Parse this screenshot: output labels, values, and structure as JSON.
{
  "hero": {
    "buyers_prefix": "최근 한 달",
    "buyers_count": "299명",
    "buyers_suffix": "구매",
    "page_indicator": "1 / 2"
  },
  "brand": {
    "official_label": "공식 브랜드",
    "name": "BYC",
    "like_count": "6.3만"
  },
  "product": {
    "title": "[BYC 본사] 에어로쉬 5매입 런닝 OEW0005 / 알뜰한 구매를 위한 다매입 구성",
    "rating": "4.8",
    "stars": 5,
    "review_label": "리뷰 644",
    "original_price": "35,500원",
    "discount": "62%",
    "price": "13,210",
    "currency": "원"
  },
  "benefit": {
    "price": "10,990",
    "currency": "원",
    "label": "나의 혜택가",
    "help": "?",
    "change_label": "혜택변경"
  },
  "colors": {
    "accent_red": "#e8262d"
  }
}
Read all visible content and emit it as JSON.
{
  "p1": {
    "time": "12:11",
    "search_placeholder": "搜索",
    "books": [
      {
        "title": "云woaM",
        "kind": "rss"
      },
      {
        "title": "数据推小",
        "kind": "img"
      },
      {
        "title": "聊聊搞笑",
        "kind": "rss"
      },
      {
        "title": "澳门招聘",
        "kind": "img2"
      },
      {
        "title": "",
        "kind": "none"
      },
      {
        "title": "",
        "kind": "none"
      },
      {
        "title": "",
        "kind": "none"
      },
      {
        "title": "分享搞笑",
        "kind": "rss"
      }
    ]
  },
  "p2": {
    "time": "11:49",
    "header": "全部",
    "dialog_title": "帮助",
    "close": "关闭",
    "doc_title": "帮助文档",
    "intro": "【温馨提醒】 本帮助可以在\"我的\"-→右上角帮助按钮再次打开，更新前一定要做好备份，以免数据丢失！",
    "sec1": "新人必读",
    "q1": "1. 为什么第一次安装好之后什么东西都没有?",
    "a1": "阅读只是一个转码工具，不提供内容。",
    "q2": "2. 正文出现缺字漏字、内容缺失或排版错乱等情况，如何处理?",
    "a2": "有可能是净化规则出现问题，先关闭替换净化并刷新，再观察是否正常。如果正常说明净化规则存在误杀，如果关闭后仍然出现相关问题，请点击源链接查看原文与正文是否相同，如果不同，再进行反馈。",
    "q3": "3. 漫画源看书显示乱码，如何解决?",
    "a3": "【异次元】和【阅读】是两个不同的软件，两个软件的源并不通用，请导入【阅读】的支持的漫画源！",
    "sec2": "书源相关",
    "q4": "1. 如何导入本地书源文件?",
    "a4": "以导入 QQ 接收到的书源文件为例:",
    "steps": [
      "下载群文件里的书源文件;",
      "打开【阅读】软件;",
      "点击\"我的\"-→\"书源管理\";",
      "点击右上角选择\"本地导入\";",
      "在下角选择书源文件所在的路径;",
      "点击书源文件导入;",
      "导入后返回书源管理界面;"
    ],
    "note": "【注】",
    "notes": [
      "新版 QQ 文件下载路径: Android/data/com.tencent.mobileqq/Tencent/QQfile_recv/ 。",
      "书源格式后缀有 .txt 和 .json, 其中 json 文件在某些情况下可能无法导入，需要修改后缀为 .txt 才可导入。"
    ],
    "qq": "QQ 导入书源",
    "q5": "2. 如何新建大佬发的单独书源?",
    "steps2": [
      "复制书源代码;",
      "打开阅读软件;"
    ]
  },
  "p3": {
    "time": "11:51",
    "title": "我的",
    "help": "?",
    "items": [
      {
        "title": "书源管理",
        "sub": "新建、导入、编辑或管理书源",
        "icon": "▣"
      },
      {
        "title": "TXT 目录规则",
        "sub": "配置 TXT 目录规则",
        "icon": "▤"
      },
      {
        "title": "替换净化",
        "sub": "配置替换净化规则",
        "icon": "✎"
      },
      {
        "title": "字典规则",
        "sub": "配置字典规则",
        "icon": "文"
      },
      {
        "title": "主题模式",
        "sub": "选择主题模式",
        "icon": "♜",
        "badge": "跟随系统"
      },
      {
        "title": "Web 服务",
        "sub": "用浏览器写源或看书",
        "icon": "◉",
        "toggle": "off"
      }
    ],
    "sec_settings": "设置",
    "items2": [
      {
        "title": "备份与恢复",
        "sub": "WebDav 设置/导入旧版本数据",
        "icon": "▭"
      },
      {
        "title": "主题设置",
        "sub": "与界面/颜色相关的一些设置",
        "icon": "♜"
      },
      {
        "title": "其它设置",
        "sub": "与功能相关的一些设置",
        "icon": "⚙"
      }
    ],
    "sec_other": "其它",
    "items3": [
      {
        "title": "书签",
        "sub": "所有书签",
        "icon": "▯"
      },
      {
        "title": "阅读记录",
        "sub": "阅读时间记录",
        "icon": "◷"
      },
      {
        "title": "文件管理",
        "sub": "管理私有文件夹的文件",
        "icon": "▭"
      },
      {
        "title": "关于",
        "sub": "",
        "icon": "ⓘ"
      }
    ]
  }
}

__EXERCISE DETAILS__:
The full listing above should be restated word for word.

__ANSWER BOX__:
Parse this screenshot: output labels, values, and structure as JSON.
{
  "hero": {
    "buyers_prefix": "최근 한 달",
    "buyers_count": "299명",
    "buyers_suffix": "구매",
    "page_indicator": "1 / 2"
  },
  "brand": {
    "official_label": "공식 브랜드",
    "name": "BYC",
    "like_count": "6.3만"
  },
  "product": {
    "title": "[BYC 본사] 에어로쉬 5매입 런닝 OEW0005 / 알뜰한 구매를 위한 다매입 구성",
    "rating": "4.8",
    "stars": 5,
    "review_label": "리뷰 644",
    "original_price": "35,500원",
    "discount": "62%",
    "price": "13,210",
    "currency": "원"
  },
  "benefit": {
    "price": "10,990",
    "currency": "원",
    "label": "나의 혜택가",
    "help": "?",
    "change_label": "혜택변경"
  },
  "colors": {
    "accent_red": "#e8262d"
  }
}
Read all visible content and emit it as JSON.
{
  "p1": {
    "time": "12:11",
    "search_placeholder": "搜索",
    "books": [
      {
        "title": "云woaM",
        "kind": "rss"
      },
      {
        "title": "数据推小",
        "kind": "img"
      },
      {
        "title": "聊聊搞笑",
        "kind": "rss"
      },
      {
        "title": "澳门招聘",
        "kind": "img2"
      },
      {
        "title": "",
        "kind": "none"
      },
      {
        "title": "",
        "kind": "none"
      },
      {
        "title": "",
        "kind": "none"
      },
      {
        "title": "分享搞笑",
        "kind": "rss"
      }
    ]
  },
  "p2": {
    "time": "11:49",
    "header": "全部",
    "dialog_title": "帮助",
    "close": "关闭",
    "doc_title": "帮助文档",
    "intro": "【温馨提醒】 本帮助可以在\"我的\"-→右上角帮助按钮再次打开，更新前一定要做好备份，以免数据丢失！",
    "sec1": "新人必读",
    "q1": "1. 为什么第一次安装好之后什么东西都没有?",
    "a1": "阅读只是一个转码工具，不提供内容。",
    "q2": "2. 正文出现缺字漏字、内容缺失或排版错乱等情况，如何处理?",
    "a2": "有可能是净化规则出现问题，先关闭替换净化并刷新，再观察是否正常。如果正常说明净化规则存在误杀，如果关闭后仍然出现相关问题，请点击源链接查看原文与正文是否相同，如果不同，再进行反馈。",
    "q3": "3. 漫画源看书显示乱码，如何解决?",
    "a3": "【异次元】和【阅读】是两个不同的软件，两个软件的源并不通用，请导入【阅读】的支持的漫画源！",
    "sec2": "书源相关",
    "q4": "1. 如何导入本地书源文件?",
    "a4": "以导入 QQ 接收到的书源文件为例:",
    "steps": [
      "下载群文件里的书源文件;",
      "打开【阅读】软件;",
      "点击\"我的\"-→\"书源管理\";",
      "点击右上角选择\"本地导入\";",
      "在下角选择书源文件所在的路径;",
      "点击书源文件导入;",
      "导入后返回书源管理界面;"
    ],
    "note": "【注】",
    "notes": [
      "新版 QQ 文件下载路径: Android/data/com.tencent.mobileqq/Tencent/QQfile_recv/ 。",
      "书源格式后缀有 .txt 和 .json, 其中 json 文件在某些情况下可能无法导入，需要修改后缀为 .txt 才可导入。"
    ],
    "qq": "QQ 导入书源",
    "q5": "2. 如何新建大佬发的单独书源?",
    "steps2": [
      "复制书源代码;",
      "打开阅读软件;"
    ]
  },
  "p3": {
    "time": "11:51",
    "title": "我的",
    "help": "?",
    "items": [
      {
        "title": "书源管理",
        "sub": "新建、导入、编辑或管理书源",
        "icon": "▣"
      },
      {
        "title": "TXT 目录规则",
        "sub": "配置 TXT 目录规则",
        "icon": "▤"
      },
      {
        "title": "替换净化",
        "sub": "配置替换净化规则",
        "icon": "✎"
      },
      {
        "title": "字典规则",
        "sub": "配置字典规则",
        "icon": "文"
      },
      {
        "title": "主题模式",
        "sub": "选择主题模式",
        "icon": "♜",
        "badge": "跟随系统"
      },
      {
        "title": "Web 服务",
        "sub": "用浏览器写源或看书",
        "icon": "◉",
        "toggle": "off"
      }
    ],
    "sec_settings": "设置",
    "items2": [
      {
        "title": "备份与恢复",
        "sub": "WebDav 设置/导入旧版本数据",
        "icon": "▭"
      },
      {
        "title": "主题设置",
        "sub": "与界面/颜色相关的一些设置",
        "icon": "♜"
      },
      {
        "title": "其它设置",
        "sub": "与功能相关的一些设置",
        "icon": "⚙"
      }
    ],
    "sec_other": "其它",
    "items3": [
      {
        "title": "书签",
        "sub": "所有书签",
        "icon": "▯"
      },
      {
        "title": "阅读记录",
        "sub": "阅读时间记录",
        "icon": "◷"
      },
      {
        "title": "文件管理",
        "sub": "管理私有文件夹的文件",
        "icon": "▭"
      },
      {
        "title": "关于",
        "sub": "",
        "icon": "ⓘ"
      }
    ]
  }
}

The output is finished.